The bigheaded ants feed on dead insects, small invertebrates and honeydew excreted by insects such as aphids, soft scale insects, mealybugs, whiteflies and planthoppers. These sap-sucking bugs thrive in the presence of bigheaded ants, being more abundant on plants patrolled by ants than on those not so patrolled.[8] Green scale, Coccus viridis, flourished when bigheaded ants protected their food source by removing predators such as lady beetle larvae and lepidopteran larvae.[9] The minor workers are much more numerous than the soldiers. Trails of ants lead up trunks, along branches and into the canopies of trees and debris-covered foraging tunnels with numerous entrances are created on the surface of the ground. These may be confused with similar tubes built by subterranean termites. Foraging ants will alert others to new food sources. Honeydew is ingested but other foodstuffs are carried back to the nest by both major and minor workers who may transfer items of food between themselves. Anything too big to be moved may be dissected before being brought back to the nest.[4]

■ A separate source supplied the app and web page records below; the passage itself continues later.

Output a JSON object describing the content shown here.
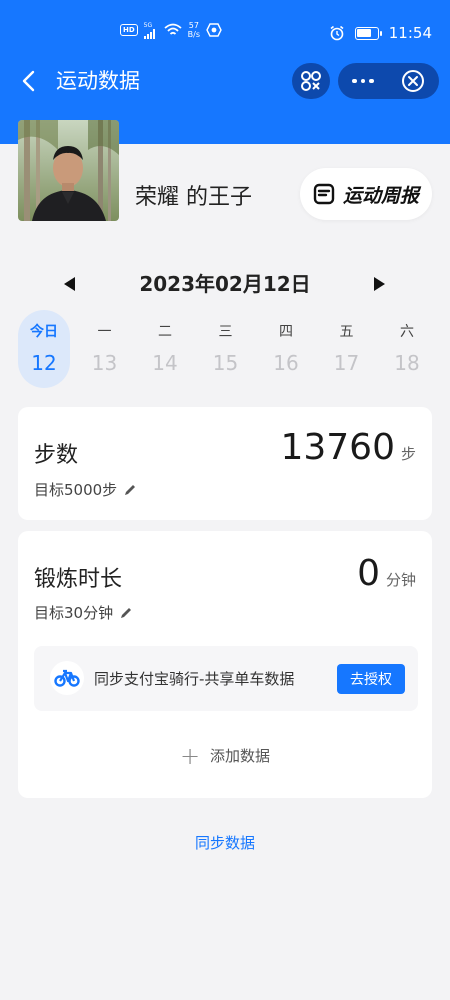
{
  "status_bar": {
    "network_label": "HD",
    "signal_label": "5G",
    "speed_value": "57",
    "speed_unit": "B/s",
    "time": "11:54",
    "battery_level": 0.75
  },
  "nav": {
    "title": "运动数据",
    "back_icon": "chevron-left-icon",
    "scan_icon": "mini-program-icon",
    "more_icon": "more-dots-icon",
    "close_icon": "close-circle-icon"
  },
  "profile": {
    "username": "荣耀 的王子",
    "weekly_report_label": "运动周报"
  },
  "date_nav": {
    "current_date": "2023年02月12日"
  },
  "week": [
    {
      "name": "今日",
      "day": "12",
      "active": true
    },
    {
      "name": "一",
      "day": "13",
      "active": false
    },
    {
      "name": "二",
      "day": "14",
      "active": false
    },
    {
      "name": "三",
      "day": "15",
      "active": false
    },
    {
      "name": "四",
      "day": "16",
      "active": false
    },
    {
      "name": "五",
      "day": "17",
      "active": false
    },
    {
      "name": "六",
      "day": "18",
      "active": false
    }
  ],
  "steps_card": {
    "title": "步数",
    "goal": "目标5000步",
    "value": "13760",
    "unit": "步"
  },
  "exercise_card": {
    "title": "锻炼时长",
    "goal": "目标30分钟",
    "value": "0",
    "unit": "分钟",
    "auth_text": "同步支付宝骑行-共享单车数据",
    "auth_button": "去授权",
    "add_label": "添加数据"
  },
  "sync_label": "同步数据",
  "colors": {
    "primary": "#1677ff",
    "background": "#f3f3f5",
    "selected_day_bg": "#dce8fa"
  }
}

P. megacephala can also live indoors.[10]

References[edit]

External links[edit]